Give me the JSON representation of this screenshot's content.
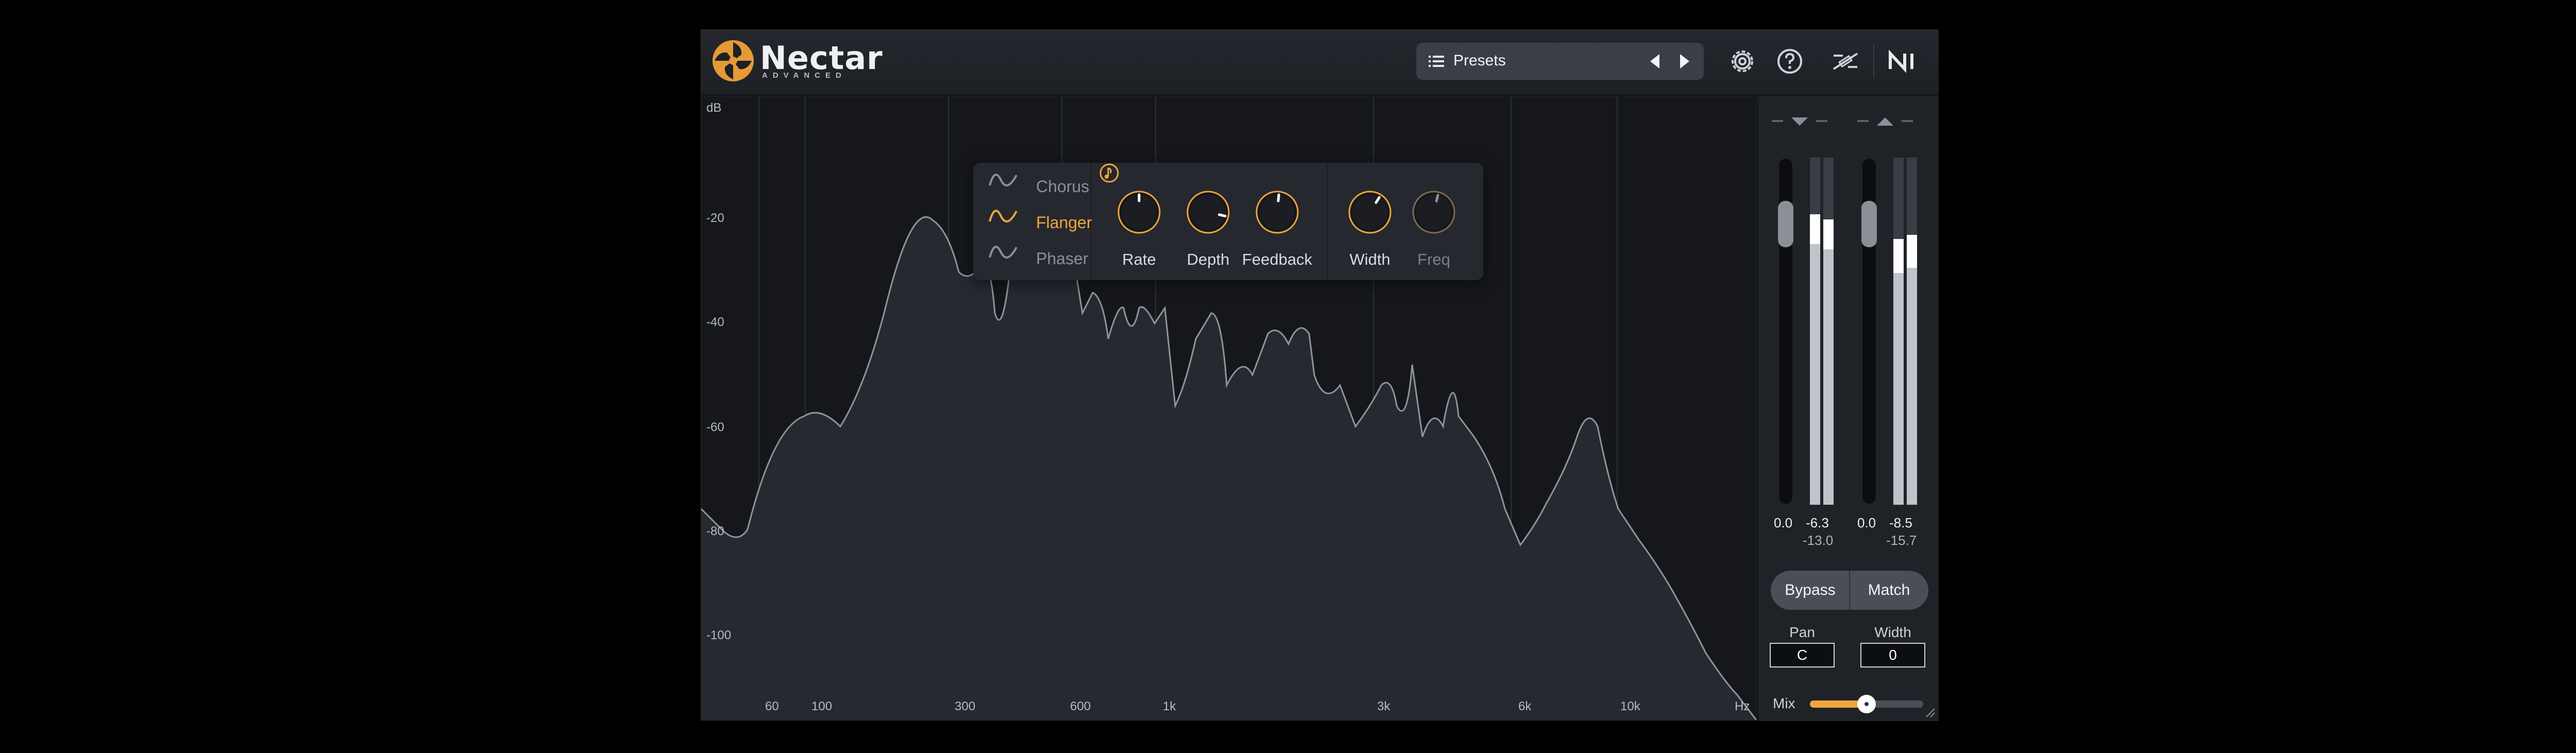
{
  "brand": {
    "name": "Nectar",
    "subtitle": "ADVANCED"
  },
  "presets": {
    "label": "Presets"
  },
  "header_icons": [
    "settings-icon",
    "help-icon",
    "signal-path-icon",
    "ni-logo"
  ],
  "spectrum": {
    "db_labels": [
      "dB",
      "-20",
      "-40",
      "-60",
      "-80",
      "-100"
    ],
    "hz_labels": [
      "60",
      "100",
      "300",
      "600",
      "1k",
      "3k",
      "6k",
      "10k",
      "Hz"
    ]
  },
  "modulation": {
    "modes": [
      {
        "label": "Chorus",
        "active": false
      },
      {
        "label": "Flanger",
        "active": true
      },
      {
        "label": "Phaser",
        "active": false
      }
    ],
    "knobs": [
      {
        "label": "Rate",
        "value_fraction": 0.5,
        "enabled": true
      },
      {
        "label": "Depth",
        "value_fraction": 0.88,
        "enabled": true
      },
      {
        "label": "Feedback",
        "value_fraction": 0.52,
        "enabled": true
      },
      {
        "label": "Width",
        "value_fraction": 0.62,
        "enabled": true
      },
      {
        "label": "Freq",
        "value_fraction": 0.55,
        "enabled": false
      }
    ],
    "accent_color": "#f0a63b"
  },
  "meters": {
    "input": {
      "gain": "0.0",
      "peak": "-6.3",
      "rms": "-13.0"
    },
    "output": {
      "gain": "0.0",
      "peak": "-8.5",
      "rms": "-15.7"
    }
  },
  "buttons": {
    "bypass": "Bypass",
    "match": "Match"
  },
  "pan": {
    "label": "Pan",
    "value": "C"
  },
  "width": {
    "label": "Width",
    "value": "0"
  },
  "mix": {
    "label": "Mix",
    "value_fraction": 0.5
  }
}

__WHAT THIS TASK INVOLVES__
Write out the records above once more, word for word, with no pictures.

__SOLUTION TO THE EXERCISE__
Give me the JSON representation of this screenshot's content.
{
  "brand": {
    "name": "Nectar",
    "subtitle": "ADVANCED"
  },
  "presets": {
    "label": "Presets"
  },
  "header_icons": [
    "settings-icon",
    "help-icon",
    "signal-path-icon",
    "ni-logo"
  ],
  "spectrum": {
    "db_labels": [
      "dB",
      "-20",
      "-40",
      "-60",
      "-80",
      "-100"
    ],
    "hz_labels": [
      "60",
      "100",
      "300",
      "600",
      "1k",
      "3k",
      "6k",
      "10k",
      "Hz"
    ]
  },
  "modulation": {
    "modes": [
      {
        "label": "Chorus",
        "active": false
      },
      {
        "label": "Flanger",
        "active": true
      },
      {
        "label": "Phaser",
        "active": false
      }
    ],
    "knobs": [
      {
        "label": "Rate",
        "value_fraction": 0.5,
        "enabled": true
      },
      {
        "label": "Depth",
        "value_fraction": 0.88,
        "enabled": true
      },
      {
        "label": "Feedback",
        "value_fraction": 0.52,
        "enabled": true
      },
      {
        "label": "Width",
        "value_fraction": 0.62,
        "enabled": true
      },
      {
        "label": "Freq",
        "value_fraction": 0.55,
        "enabled": false
      }
    ],
    "accent_color": "#f0a63b"
  },
  "meters": {
    "input": {
      "gain": "0.0",
      "peak": "-6.3",
      "rms": "-13.0"
    },
    "output": {
      "gain": "0.0",
      "peak": "-8.5",
      "rms": "-15.7"
    }
  },
  "buttons": {
    "bypass": "Bypass",
    "match": "Match"
  },
  "pan": {
    "label": "Pan",
    "value": "C"
  },
  "width": {
    "label": "Width",
    "value": "0"
  },
  "mix": {
    "label": "Mix",
    "value_fraction": 0.5
  }
}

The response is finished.